* [WORK INSTRUCTIONS] Without leaving out a single line, restate the entries below exactly.

* [GIVEN RECORDS]

----------

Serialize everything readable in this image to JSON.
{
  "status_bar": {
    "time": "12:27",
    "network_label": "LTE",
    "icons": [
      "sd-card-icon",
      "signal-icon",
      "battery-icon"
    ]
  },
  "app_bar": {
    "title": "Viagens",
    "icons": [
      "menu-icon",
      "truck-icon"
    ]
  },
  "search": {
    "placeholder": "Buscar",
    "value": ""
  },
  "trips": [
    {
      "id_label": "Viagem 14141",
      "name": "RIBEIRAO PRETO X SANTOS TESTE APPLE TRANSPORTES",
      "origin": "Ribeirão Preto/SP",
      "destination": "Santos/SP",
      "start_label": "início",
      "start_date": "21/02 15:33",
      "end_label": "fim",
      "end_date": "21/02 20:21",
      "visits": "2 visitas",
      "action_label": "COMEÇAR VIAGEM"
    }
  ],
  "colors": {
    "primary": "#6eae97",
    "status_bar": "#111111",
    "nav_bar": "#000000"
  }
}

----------

* [RESPONSE BELOW]
Serialize everything readable in this image to JSON.
{
  "status_bar": {
    "time": "12:27",
    "network_label": "LTE",
    "icons": [
      "sd-card-icon",
      "signal-icon",
      "battery-icon"
    ]
  },
  "app_bar": {
    "title": "Viagens",
    "icons": [
      "menu-icon",
      "truck-icon"
    ]
  },
  "search": {
    "placeholder": "Buscar",
    "value": ""
  },
  "trips": [
    {
      "id_label": "Viagem 14141",
      "name": "RIBEIRAO PRETO X SANTOS TESTE APPLE TRANSPORTES",
      "origin": "Ribeirão Preto/SP",
      "destination": "Santos/SP",
      "start_label": "início",
      "start_date": "21/02 15:33",
      "end_label": "fim",
      "end_date": "21/02 20:21",
      "visits": "2 visitas",
      "action_label": "COMEÇAR VIAGEM"
    }
  ],
  "colors": {
    "primary": "#6eae97",
    "status_bar": "#111111",
    "nav_bar": "#000000"
  }
}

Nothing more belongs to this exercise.